Some schools are introducing lessons on domestic violence into the curriculum, for example in Turin, where boys are educated on consent and girls taught how to spot the signs of abuse. The University of Bologna is the only one in Italy to offer a seminar dedicated to violence against women, which includes discussions with those who have suffered.

But on the whole, the issue is still “taboo”, as three students at the university explained to The Local.

One of them, Irene, said her only experience of domestic violence being discussed in school was a PE lesson in self-defence. “The teacher spoke to us specifically about female self-defence – psychological as well as physical – and how to avoid a violent man. But this doesn’t tackle the problem at its roots,” she says.

Another student, Chiara, 21, said: “Italian schools don’t pay attention to gender-based violence at all, and no one talks about domestic abuse. We don’t even study the story of feminism.” She added that some men disagree with the idea of courses on gender or relationships, because they feel it labels them all as violent.

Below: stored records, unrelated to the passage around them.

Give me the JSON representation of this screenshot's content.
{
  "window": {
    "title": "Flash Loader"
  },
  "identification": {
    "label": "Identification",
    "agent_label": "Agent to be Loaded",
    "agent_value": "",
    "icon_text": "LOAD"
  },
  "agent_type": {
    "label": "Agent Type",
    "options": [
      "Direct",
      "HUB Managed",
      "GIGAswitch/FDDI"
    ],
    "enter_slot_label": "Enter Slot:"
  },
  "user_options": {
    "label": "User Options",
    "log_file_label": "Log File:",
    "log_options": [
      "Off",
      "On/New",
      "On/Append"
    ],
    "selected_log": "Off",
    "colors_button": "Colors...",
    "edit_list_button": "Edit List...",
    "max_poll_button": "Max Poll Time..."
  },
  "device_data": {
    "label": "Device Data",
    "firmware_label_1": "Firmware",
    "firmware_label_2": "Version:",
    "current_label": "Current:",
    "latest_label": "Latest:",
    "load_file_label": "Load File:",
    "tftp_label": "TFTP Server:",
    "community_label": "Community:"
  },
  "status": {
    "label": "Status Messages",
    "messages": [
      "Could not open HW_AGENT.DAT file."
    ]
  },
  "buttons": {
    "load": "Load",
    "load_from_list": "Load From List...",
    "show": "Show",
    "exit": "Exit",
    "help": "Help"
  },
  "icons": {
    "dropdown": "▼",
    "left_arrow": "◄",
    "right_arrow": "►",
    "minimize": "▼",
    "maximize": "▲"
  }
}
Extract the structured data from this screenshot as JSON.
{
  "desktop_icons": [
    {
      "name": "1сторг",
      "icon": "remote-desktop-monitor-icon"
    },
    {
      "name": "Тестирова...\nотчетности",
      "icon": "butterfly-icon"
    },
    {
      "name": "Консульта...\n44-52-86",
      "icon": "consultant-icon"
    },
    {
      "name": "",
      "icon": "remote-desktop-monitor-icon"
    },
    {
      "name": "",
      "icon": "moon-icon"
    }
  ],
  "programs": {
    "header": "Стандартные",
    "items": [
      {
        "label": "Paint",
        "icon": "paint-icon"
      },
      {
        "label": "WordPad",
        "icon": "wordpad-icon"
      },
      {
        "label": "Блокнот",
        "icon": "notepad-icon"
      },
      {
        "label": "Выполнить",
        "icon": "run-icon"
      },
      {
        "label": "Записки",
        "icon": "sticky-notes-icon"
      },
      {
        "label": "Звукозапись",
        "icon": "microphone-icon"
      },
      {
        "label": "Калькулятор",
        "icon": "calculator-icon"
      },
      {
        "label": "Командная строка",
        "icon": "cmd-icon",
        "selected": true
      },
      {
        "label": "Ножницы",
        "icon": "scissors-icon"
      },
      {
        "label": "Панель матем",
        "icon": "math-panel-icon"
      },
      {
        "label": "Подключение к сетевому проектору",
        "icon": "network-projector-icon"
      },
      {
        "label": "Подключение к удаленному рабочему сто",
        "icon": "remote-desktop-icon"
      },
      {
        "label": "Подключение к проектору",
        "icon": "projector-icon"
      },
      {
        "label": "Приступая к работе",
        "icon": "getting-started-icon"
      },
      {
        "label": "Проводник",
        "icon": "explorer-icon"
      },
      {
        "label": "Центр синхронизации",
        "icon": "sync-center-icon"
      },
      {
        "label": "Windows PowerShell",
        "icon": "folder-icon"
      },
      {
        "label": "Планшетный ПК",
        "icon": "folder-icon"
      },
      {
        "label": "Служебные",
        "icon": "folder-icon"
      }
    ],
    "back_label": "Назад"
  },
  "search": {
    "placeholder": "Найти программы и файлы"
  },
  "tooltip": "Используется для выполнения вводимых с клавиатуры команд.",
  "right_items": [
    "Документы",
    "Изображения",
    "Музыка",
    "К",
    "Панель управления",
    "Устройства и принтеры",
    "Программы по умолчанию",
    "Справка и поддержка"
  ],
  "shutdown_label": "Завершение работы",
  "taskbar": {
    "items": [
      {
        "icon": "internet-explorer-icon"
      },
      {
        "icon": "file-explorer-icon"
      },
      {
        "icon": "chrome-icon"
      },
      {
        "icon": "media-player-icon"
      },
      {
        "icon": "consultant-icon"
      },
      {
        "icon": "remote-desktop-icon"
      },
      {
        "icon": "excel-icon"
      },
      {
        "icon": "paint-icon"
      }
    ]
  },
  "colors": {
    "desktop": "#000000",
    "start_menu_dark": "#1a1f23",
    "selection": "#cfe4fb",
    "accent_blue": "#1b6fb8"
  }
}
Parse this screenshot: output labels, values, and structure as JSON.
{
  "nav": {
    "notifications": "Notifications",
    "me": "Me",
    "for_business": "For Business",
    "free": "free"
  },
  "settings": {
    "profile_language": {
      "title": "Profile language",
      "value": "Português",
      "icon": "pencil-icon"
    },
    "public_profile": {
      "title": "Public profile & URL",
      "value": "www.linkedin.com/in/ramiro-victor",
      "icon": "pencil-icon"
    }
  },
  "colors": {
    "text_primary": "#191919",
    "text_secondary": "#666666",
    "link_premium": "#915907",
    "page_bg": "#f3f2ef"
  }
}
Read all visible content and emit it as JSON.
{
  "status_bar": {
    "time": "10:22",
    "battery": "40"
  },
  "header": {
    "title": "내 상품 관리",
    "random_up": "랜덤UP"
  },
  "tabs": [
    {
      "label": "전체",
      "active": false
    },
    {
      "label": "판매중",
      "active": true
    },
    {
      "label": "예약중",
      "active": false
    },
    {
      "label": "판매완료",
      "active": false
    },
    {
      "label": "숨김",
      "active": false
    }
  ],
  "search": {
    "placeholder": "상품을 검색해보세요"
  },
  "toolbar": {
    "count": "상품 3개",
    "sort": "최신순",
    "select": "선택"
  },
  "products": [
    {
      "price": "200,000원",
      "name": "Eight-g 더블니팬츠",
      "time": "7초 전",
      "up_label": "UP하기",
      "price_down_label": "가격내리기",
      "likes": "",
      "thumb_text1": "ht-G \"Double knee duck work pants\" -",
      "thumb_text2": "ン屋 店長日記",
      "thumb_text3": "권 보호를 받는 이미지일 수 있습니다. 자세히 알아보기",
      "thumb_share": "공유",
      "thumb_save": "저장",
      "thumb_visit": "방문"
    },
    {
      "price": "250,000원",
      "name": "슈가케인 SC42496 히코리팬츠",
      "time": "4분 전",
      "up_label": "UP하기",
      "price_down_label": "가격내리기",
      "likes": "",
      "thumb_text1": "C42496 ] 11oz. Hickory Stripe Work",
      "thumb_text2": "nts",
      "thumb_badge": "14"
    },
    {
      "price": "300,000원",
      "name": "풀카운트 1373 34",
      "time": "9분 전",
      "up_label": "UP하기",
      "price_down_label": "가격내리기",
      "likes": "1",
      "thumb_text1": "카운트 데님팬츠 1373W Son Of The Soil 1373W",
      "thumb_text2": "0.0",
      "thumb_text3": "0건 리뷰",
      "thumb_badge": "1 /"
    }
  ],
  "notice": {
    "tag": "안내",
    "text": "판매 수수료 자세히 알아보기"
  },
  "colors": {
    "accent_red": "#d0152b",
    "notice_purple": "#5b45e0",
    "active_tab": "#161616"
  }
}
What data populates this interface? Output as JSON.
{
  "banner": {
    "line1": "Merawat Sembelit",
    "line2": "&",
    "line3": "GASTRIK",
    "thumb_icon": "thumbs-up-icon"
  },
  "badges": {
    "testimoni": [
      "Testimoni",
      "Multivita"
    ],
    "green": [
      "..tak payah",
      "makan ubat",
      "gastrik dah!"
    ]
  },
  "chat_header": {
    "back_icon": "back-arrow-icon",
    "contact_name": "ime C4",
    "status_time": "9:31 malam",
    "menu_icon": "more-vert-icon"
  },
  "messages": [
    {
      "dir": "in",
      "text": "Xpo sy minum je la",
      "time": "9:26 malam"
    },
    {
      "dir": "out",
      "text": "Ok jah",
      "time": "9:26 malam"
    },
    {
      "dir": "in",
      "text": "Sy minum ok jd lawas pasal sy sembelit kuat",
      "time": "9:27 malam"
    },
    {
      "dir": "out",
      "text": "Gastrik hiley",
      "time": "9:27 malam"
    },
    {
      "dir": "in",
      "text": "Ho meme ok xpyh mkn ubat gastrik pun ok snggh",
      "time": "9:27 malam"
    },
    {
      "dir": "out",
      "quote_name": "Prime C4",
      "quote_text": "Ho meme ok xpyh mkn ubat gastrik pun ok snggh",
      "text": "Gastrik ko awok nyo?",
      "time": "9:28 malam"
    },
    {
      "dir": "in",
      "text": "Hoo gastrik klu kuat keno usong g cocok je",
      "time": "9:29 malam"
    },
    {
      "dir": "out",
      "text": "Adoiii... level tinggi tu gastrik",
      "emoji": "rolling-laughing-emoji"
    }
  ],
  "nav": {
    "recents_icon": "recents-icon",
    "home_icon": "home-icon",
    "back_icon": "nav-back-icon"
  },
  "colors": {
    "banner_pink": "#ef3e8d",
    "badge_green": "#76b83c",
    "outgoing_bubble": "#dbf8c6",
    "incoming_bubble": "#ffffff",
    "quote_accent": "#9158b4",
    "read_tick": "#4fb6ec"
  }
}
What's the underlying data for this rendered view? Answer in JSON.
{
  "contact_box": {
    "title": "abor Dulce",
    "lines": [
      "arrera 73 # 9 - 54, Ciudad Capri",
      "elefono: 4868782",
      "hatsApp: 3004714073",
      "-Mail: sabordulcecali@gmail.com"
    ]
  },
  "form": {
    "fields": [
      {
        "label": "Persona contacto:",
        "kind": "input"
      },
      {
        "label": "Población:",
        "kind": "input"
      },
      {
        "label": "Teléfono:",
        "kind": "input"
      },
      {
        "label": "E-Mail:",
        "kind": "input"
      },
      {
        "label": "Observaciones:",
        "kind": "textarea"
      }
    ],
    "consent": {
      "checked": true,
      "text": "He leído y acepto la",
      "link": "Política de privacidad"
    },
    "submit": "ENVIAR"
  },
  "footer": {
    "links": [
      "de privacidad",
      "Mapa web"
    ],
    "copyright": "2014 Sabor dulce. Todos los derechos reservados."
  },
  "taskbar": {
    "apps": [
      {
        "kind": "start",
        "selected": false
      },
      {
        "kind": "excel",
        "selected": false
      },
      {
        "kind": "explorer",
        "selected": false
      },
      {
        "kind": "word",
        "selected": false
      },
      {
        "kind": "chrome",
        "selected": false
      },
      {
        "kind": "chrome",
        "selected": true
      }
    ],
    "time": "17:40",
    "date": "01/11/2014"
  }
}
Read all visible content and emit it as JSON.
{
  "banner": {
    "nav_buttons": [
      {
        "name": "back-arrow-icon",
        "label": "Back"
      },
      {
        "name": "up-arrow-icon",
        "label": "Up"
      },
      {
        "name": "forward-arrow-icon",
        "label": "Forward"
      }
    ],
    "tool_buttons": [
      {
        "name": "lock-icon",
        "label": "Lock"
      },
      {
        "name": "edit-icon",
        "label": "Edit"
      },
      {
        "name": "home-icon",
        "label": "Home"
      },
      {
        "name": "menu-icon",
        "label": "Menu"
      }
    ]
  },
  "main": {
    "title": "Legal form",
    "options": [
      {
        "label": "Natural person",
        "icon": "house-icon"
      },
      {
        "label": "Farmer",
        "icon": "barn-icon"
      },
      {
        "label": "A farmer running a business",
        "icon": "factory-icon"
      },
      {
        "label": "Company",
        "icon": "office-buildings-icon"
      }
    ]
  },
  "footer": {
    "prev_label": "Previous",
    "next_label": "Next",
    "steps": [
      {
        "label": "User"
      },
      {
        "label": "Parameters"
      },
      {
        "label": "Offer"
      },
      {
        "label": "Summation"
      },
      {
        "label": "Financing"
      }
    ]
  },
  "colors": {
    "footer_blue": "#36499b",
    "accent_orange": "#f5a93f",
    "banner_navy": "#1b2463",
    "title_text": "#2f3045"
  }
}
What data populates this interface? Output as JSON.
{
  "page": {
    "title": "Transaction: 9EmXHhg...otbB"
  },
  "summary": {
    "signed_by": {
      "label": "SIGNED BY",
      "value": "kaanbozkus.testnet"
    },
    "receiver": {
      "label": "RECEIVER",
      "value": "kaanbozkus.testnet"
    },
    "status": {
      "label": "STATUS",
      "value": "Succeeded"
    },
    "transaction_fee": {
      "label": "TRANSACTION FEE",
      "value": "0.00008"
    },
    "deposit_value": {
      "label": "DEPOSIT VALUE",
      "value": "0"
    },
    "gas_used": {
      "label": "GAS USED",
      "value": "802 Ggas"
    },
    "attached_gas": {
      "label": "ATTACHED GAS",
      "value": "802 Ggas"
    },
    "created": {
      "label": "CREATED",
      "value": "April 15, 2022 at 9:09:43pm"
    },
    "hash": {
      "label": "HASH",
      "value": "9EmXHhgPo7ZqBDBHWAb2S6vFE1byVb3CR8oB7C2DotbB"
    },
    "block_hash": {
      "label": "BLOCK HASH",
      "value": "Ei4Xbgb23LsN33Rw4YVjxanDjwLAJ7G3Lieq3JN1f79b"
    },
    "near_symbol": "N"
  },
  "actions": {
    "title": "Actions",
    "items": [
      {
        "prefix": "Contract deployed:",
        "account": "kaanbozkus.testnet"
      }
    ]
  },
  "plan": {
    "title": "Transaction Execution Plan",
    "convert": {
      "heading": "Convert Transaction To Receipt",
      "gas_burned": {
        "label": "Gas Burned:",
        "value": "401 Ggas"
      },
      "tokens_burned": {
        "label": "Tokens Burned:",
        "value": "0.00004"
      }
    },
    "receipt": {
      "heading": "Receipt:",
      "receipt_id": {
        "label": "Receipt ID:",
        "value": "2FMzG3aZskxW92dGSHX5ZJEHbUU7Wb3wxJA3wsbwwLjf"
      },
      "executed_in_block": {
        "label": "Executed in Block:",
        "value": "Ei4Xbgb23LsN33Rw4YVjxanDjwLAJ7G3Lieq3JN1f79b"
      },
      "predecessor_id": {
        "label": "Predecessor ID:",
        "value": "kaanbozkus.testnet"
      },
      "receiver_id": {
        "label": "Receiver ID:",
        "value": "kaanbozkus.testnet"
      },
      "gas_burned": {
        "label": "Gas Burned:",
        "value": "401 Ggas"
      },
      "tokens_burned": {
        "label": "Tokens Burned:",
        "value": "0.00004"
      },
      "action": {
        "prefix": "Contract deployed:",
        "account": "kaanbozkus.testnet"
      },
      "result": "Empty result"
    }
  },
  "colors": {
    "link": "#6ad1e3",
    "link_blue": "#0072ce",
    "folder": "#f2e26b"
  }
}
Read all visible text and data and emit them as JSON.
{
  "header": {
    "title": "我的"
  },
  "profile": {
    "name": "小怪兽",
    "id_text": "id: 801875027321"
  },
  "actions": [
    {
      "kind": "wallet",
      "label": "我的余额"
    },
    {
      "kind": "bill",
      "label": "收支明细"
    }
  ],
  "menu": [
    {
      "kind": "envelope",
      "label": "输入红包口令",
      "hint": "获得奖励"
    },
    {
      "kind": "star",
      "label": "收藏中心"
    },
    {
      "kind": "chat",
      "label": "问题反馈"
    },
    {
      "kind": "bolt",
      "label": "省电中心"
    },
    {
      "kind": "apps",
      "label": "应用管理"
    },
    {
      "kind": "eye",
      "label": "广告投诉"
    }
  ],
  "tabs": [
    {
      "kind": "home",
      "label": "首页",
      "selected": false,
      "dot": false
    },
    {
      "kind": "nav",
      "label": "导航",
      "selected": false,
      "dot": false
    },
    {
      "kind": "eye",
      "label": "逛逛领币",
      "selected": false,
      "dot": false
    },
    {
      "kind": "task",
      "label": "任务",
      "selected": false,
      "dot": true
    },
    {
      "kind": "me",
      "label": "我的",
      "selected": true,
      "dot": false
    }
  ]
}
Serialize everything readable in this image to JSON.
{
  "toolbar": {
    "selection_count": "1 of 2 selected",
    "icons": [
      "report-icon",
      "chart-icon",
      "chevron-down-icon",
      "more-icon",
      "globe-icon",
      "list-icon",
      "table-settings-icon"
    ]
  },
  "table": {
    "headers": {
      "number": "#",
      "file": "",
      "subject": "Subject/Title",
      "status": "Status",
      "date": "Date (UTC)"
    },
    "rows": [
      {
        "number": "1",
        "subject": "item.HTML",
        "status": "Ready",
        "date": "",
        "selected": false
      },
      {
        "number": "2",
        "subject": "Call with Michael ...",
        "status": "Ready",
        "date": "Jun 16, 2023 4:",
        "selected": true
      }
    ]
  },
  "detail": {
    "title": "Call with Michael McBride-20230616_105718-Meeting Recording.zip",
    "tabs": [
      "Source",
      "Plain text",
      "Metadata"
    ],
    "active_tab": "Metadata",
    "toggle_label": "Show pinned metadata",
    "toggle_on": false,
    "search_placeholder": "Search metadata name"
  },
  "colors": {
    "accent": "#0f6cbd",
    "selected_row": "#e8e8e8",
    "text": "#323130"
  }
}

The reluctance to address the topic means that women are often left to shoulder responsibility for their protection themselves. One mayor celebrated International Women’s Day this year by handing out pepper spray to female residents, while a Milan-based women’s organization recently launched an app named ‘Stalking Buster’ launched, allowing women to keep a record of incidents and contact police immediately.

Sonia, a third student, said that while improvements to the education system were “essential”, it is also crucial to focus on “major means of communication, like TV, advertising and film”. In fact, in the UN report cited above, it commented on the unequal representation of women in Italian media, for example the fact that over half of women shown on TV did not speak, while the rest were overwhelmingly presented in relation to stereotypical topics such as sex and beauty.

Italy’s Rai TV channel has a programme titled ‘Amore Criminale’, running since 2007. Created in collaboration with the Italian police, it does important work in reporting on cases of femicide, as well as speaking to psychologists, criminologists and occasionally formerly violent men who have undergone anger management therapy.

However, the title, which translates as 'Criminal Love', seems to support the idea that the culprits simply 'loved too much'. Accompanying its opening credits are the lyrics “Each man kills the thing he loves”, with the title (which translates as ‘Criminal Love’) encircled in a heart on screen.

And the way the Italian media reports these crimes too often paints them as tragic love stories, illustrating articles with smiling photos of the victim and her killer when they were a couple. One recent headline read ‘He killed his partner with a vase of flowers’ – only explaining later in the article that the relationship had ended over a year earlier.

Reports often refer to the victim as the ‘girlfriend’ or ‘partner’ of her killer, even when the relationship ended some time previously; the woman obviously did not want to be seen as the man’s partner, and the tragedy is not that the 'happy couple' has been torn apart, but that a woman has been killed by a man who saw her as a possession. This kind of reporting unfortunately plays into the narrative of the perpetrators.

Lucia Annibali, the victim of an acid attack by an ex-partner, addressed this issue in her book, called: Here I am: My Story of Non-Love.

Its blurb sums up the problem, saying: “The outline is unfortunately ‘classic’: possession mistaken for love, anger which becomes ferocious, up to the ultimate cruelty.”